Lesson #2: Consciously went after higher value customers (corporate IT) who could be relied upon for assured recurring revenue.

Lesson #3: If you price well you can share decent margins and build a good product. Use different prices for different markets if the situation demands, and always try to sell a customer the highest possible version they may need. There’s always scope to reduce the price paid by offering lesser.

Common threads:

Sell to retail or Enterprise:

  • Start selling to retail customers, gain credibility and then move to Enterprise.
  • Enterprise customers would have less churn and provide opportunities to cross-sell other products as well as to other teams in the same enterprise.
  • Many retail customers / channels eventually move to enterprise so you can sow the seeds for larger deals even when you work the retail market.
  • Create several SKUs, the idea being to let the customer find the price level / functionality level that works for them (I’m not paying extra for something I don’t need).
  • Create sales teams for each type of customer (Fusioncharts – for selling to Enterprise, selling to Developer. Similarly at Quickheal, separate teams sell to Enterprise, Retail and Online). This helps the team align to the sales process for that market and talk the language effectively. Quickheal has separate teams for renewals.
  • Created a sales bible (Fusioncharts) which was the rule book for all sales folks.

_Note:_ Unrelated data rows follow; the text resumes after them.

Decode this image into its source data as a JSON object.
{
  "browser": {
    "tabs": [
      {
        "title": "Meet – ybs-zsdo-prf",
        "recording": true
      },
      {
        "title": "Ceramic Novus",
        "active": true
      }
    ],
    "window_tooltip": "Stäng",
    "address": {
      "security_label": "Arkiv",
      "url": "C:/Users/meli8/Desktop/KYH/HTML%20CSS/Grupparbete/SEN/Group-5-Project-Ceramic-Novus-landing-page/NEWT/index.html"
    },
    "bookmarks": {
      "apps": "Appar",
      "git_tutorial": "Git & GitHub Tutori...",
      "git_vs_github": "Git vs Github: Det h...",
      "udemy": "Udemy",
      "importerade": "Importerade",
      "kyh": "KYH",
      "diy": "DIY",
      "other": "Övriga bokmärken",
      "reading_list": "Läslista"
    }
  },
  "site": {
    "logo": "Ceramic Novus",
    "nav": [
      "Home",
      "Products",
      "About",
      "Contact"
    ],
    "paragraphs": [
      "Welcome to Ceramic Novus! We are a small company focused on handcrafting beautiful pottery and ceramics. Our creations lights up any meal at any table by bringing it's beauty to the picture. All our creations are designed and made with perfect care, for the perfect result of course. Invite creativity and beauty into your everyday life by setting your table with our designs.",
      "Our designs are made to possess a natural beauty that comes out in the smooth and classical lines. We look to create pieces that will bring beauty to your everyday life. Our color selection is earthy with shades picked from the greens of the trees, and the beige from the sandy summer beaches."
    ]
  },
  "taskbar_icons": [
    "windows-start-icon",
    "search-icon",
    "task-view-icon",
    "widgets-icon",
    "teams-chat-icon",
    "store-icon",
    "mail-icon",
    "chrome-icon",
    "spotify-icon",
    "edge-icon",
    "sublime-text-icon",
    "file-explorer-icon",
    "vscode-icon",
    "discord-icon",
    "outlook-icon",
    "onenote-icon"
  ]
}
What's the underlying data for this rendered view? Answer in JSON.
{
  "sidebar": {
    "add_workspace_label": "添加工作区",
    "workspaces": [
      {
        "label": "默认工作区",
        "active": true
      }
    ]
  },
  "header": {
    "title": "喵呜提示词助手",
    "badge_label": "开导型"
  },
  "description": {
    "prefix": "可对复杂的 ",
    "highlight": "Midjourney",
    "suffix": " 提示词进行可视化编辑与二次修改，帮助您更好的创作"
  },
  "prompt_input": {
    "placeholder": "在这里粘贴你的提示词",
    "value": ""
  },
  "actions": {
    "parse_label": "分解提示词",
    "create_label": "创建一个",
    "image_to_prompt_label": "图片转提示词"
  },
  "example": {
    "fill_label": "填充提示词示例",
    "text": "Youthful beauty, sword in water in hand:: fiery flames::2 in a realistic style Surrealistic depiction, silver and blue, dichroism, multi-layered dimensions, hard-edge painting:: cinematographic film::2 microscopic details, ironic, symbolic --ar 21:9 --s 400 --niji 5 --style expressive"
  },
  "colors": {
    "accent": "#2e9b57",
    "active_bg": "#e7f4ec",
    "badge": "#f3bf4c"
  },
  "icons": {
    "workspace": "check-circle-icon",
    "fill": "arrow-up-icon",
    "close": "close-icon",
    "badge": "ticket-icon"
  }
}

This helped in establishing a credible sales process and limiting discounts to the extent allowed by company policy.


Branding and PR:

  • Always do your own PR. Keep it so simple that the common person (your mother?) can understand.
  • Your PR should either inspire people or make them angry (agitatated?). It’s no use otherwise.
  • Build relationships with the press, constantly pitch to them and help them with information in general. Ask them what they’re working on and if you can help. They’ll be happy to get any help and will remember when you need them.


Sales and Marketing:

  • Use automation tool for customer communication (Infusionsoft / Marketo / Salesforce)
  • Smaller channel partners are preferred (Quickheal) as they have personal relationships and quick on payments. Large partners usually try to dictate terms and tardy on payments. Fusioncharts has used a similar strategy of tying up with smaller channel partners in overseas countries.
  • Maintaining relationships with channel partners is extremely important as they carry a high emotional quotient. Wish them on the festivals which are important in their country. Talk to them, meet them.
  • If necessary, tweak your product or do something special for that market. This generates huge buy-in from the channel partner as they see your commitment.


Among other things, the specific issues got discussed around:

  • Closure strategies
  • Market awareness
  • New geographies
  • Building / ramping sales team
  • India as a market
  • Funnel management
  • DIY or DIFM
  • Customer Engagement
  • Influencer marketing
  • Building your Service Organisation
  • Leveraging customers
  • Positioning


Each of the above is probably a session in itself and the experience sharing was the easiest way to get insights into how these are situations and not problems.

Both Fusioncharts and Quickheal are hugely successful in their own areas, even though each have completely different markets and selling strategies. The amazing part was when :

–       Pallav remarked that he’s learnt a lot from Kailash’s method of being in touch with customers every single day and being out there in front of them.

–       Kailash appreciated the way Fusioncharts has leveraged content marketing and driving a successful marketing team through his vision

The other folks around this round table were Avinash Sethi (Sapience), Ulhas Ambergaonkar (Mauris), Vishwas Mahajan (TiE Pune), Anup Taparia (TouchMagix), Satish Kamat (JBT), Sandeep Todi {me} (Emportant HR) Varoon Rajani (Blazeclan), Dilip Ittyera (Aikon Labs), Sagar Apte (CarIQ), Aditya Bhelande (Yukta), Sagar Bedmutha (Optinno), Girish (Shunya), Arnab Chaurhuri (Xcess), Avinash Raghava (iSPIRT Product Nation), Sarang Lakare (IntouchApp), Ranjeet Nair (Germin8), Pallav (Fusioncharts), Kailash Katkar (Quickheal)